Data items:
----------

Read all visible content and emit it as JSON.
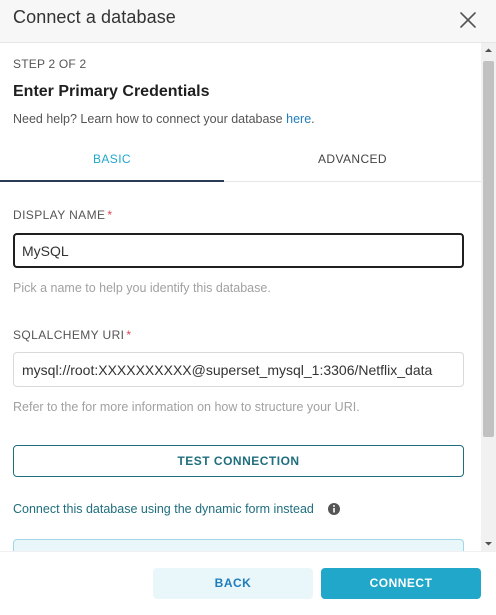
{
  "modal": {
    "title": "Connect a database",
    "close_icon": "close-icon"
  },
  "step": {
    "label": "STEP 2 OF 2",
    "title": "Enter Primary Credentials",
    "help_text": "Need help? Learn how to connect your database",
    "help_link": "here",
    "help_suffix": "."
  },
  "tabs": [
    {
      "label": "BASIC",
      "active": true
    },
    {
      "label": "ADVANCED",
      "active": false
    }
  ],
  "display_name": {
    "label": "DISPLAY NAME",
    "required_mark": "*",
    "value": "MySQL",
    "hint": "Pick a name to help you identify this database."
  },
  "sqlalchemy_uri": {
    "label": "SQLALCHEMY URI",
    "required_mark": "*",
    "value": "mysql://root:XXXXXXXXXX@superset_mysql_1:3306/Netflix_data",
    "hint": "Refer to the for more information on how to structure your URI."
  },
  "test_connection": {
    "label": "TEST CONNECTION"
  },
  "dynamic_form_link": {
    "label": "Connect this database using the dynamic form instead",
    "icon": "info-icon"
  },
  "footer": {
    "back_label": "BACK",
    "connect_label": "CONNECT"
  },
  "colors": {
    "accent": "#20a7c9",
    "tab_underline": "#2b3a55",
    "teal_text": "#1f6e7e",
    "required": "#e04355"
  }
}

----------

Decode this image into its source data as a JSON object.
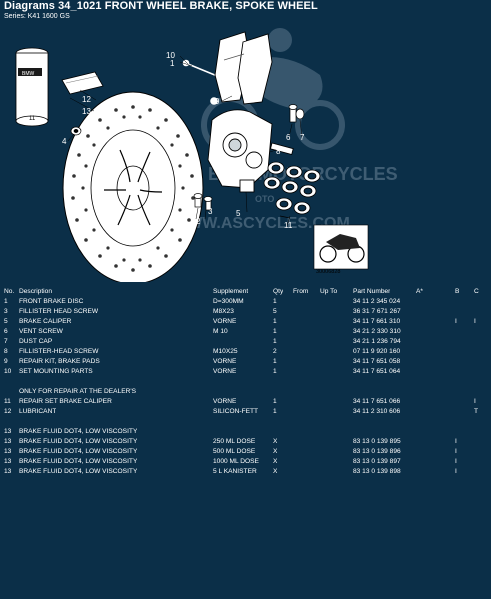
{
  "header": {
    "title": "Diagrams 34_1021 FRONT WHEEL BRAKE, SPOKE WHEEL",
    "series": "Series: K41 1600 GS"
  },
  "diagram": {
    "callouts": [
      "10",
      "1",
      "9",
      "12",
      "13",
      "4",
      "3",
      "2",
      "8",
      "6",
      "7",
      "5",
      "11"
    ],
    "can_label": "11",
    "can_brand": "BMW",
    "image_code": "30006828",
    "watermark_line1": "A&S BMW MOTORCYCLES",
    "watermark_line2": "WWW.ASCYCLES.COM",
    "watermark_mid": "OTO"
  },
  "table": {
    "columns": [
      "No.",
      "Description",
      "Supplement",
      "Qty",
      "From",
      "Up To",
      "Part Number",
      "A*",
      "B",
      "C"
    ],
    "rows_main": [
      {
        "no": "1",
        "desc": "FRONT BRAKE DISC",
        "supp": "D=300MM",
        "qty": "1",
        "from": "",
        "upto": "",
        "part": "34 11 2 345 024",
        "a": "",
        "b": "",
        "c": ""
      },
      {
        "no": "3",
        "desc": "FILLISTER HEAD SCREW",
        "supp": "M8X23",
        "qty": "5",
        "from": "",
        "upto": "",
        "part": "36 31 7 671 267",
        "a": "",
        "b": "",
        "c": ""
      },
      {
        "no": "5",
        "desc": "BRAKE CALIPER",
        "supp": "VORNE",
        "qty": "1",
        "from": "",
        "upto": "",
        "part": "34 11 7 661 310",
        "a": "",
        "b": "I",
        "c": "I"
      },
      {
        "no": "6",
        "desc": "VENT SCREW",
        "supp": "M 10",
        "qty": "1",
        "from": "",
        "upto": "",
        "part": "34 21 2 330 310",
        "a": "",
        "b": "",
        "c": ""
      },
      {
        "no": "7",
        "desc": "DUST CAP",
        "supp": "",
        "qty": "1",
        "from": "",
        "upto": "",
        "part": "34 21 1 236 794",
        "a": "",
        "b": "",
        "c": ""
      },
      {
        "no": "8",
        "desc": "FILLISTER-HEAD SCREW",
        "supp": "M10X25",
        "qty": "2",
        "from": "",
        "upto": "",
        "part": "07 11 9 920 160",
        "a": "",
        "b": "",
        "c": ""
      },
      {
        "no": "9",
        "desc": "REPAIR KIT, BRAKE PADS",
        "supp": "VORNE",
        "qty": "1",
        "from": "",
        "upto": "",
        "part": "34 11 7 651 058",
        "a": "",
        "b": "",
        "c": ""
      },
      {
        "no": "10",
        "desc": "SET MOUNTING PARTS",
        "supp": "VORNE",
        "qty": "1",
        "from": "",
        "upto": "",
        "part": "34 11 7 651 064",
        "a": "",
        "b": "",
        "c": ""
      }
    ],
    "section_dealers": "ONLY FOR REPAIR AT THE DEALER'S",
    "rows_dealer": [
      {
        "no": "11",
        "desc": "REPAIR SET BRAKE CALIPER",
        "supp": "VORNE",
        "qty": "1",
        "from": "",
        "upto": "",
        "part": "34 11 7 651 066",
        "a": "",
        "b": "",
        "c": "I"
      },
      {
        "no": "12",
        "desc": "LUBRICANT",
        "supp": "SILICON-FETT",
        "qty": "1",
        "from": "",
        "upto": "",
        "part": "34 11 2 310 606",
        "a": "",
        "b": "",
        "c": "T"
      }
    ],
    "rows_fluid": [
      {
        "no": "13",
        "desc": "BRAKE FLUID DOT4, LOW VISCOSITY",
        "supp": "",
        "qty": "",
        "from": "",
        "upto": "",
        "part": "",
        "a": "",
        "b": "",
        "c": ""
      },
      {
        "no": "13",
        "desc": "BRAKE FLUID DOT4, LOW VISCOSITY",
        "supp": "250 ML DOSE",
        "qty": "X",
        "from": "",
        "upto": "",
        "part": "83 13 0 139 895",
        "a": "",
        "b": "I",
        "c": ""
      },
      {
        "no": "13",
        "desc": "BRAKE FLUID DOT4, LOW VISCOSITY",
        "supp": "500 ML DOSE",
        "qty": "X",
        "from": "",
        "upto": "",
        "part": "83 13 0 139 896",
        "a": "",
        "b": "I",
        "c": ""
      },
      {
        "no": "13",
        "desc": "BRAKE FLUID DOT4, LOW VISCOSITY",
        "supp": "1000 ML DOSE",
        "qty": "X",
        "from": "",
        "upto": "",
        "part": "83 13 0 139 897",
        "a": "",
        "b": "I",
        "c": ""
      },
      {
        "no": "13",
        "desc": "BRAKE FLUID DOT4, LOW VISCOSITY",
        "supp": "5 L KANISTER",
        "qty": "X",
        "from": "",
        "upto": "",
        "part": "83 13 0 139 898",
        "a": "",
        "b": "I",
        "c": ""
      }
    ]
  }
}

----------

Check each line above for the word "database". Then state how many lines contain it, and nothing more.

4